The wellness movement tells us that everything is about ‘intention.’ There’s intentional communication. Intentional parenting. Intentional eating, which apparently makes food taste better.
How about intentional giving? Most Canadians will only give to charity when asked. But what if instead of giving reactively—for example, when we’re asked to by the cashier at the supermarket or when approached by charity canvassers on the street—we gave intentionally to the things that matter most to us as individuals? Wouldn’t that make giving feel even better?
I think so. In fact, I know so. In my work, I see it every day.
Increasingly, giving is happening through what are called donor-advised funds, which opens the door to more intentional giving. To explain why this donor tool is a great option for many, I give you a scenario. And because I’m a child that grew up in the 1980s, I’m going to present it in the style of Choose Your Own Adventure.
It’s December 28th. You’ve had a pretty good year, financially speaking, and you know the clock is ticking if you want to make any charitable donations to offset your tax owing. You think you should increase your charitable giving, but you haven’t managed to make it happen.

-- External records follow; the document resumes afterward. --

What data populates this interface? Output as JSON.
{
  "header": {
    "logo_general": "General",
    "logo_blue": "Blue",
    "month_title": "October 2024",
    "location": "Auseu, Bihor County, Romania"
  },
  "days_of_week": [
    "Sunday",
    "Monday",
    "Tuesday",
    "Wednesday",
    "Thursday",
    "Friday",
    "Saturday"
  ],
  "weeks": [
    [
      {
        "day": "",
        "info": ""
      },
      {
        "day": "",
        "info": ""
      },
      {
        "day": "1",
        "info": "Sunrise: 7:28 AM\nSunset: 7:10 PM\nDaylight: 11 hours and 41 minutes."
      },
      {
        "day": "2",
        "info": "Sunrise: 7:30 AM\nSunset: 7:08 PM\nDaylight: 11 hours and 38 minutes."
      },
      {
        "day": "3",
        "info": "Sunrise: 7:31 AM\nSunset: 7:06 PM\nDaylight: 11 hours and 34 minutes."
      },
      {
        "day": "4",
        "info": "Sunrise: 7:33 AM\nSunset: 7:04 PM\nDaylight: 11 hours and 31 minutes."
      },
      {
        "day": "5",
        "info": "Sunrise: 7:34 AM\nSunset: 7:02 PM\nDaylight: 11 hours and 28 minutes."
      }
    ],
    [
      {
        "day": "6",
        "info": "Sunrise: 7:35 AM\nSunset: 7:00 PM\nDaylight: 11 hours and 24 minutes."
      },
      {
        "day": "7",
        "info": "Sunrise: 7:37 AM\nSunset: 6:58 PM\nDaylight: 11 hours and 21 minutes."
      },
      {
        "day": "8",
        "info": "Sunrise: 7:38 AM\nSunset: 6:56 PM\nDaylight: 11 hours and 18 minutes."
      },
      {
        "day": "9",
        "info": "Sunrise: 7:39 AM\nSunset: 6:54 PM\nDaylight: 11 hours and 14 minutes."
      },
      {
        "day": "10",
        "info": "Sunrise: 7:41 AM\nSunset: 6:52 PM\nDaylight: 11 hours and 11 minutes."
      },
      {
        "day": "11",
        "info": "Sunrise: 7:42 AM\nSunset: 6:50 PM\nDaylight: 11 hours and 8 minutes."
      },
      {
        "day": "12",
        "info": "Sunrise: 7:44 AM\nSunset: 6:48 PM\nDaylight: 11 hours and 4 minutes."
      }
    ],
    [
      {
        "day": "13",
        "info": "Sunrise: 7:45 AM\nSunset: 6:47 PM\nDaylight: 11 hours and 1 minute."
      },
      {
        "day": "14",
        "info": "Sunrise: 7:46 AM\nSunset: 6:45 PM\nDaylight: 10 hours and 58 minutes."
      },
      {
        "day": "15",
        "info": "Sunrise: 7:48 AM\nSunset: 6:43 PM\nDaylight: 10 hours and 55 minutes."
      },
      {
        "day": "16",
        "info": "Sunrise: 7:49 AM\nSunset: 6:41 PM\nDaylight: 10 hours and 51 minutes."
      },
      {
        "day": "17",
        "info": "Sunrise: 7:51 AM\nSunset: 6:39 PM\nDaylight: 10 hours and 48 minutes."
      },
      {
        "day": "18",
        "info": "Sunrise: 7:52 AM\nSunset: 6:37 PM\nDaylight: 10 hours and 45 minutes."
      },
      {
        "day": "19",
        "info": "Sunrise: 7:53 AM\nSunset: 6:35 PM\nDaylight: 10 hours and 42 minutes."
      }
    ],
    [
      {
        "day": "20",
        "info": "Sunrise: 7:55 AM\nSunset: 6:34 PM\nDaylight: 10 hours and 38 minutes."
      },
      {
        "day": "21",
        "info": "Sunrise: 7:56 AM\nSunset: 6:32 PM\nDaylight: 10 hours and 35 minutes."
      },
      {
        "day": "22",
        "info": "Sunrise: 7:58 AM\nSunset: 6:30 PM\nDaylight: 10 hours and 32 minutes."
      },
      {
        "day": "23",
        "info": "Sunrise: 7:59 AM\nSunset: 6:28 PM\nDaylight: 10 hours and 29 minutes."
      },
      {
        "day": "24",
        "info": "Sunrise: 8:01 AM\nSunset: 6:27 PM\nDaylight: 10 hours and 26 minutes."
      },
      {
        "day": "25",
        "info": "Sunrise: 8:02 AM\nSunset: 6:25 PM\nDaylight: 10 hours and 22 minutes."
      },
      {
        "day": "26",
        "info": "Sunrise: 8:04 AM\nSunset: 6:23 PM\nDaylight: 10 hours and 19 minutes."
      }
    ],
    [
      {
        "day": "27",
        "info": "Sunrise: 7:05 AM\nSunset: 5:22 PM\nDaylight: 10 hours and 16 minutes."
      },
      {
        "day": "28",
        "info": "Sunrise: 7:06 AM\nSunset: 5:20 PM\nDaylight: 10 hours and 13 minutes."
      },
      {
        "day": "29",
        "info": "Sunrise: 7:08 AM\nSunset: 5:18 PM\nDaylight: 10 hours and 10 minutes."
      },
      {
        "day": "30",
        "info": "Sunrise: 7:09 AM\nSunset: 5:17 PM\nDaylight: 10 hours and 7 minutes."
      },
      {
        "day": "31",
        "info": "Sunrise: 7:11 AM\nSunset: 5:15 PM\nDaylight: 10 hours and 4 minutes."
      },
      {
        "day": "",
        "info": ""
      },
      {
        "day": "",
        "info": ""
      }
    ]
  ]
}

You do care about things. You know, the issues. You just haven’t aligned those issues with organizations you trust. Yet. But the intention is there.
So as the year winds down, what do you do?
Option 1: You forget the whole charity thing and throw the money at your holiday bills instead. The planet is apparently set to implode by 2030, anyway, and you don’t think your actions will make a difference.
Most Canadians, at this point, will still want to make a change, to do good. It’s human nature. In fact, 71 per cent of Canadians say they feel a personal responsibility to make the world a better place. So if you’re in this group, there are two more options for this adventure.
Option 2: You do some Googling around the issues you care about (“Canadian charity environmental sustainability tax receipt”), feel overwhelmed by your search results, find a decent-looking option, and make one sizeable donation. Done and dusted. Now you can get back to your holiday guests.
You shut your laptop feeling really good about yourself. Or pretty good? The charity looked reputable. At least you hope they are. But as doubt creeps in, the adventure ends with you wishing you had more time to decide where to send your money.
Or Option 3: You make a donation now based on the amount you’re comfortable giving away before year-end. Which charities will benefit from your donated dollars? That decision can wait. You get back to your guests in the other room—it’s almost dinnertime, after all.
Later, when time allows, you can think about the causes you care about and where to send your gift. That’s where a donor-advised fund comes in: donate now and get your tax receipt, and then send gifts to charities when you’re ready. What previously felt like a rushed or complicated decision has been split into two smaller, more manageable chunks. Now you have the time and space to make sure you’re giving to an organization that aligns with your personal values and deserves it.
Your own giving adventure continues, or perhaps it has just begun. When we give thoughtfully the confidence we have in our decisions increases and the experience feels a lot more meaningful.
Like many Canadians are increasingly choosing, I choose option three. I like how donor-advised funds encourage donors to take more accountability for their giving and how they enable us to become more effective donors with time and practice. And, with newer funds, like CHIMP, you can deposit as little as $5, and start working on your intentional giving strategy.
The act of giving changes from a holiday nightmare to an empowering experience—now, you want to give more. A single adventure becomes a lifelong journey to make a difference in the world. What could possibly be wrong about that? Especially if the alternative is not giving at all.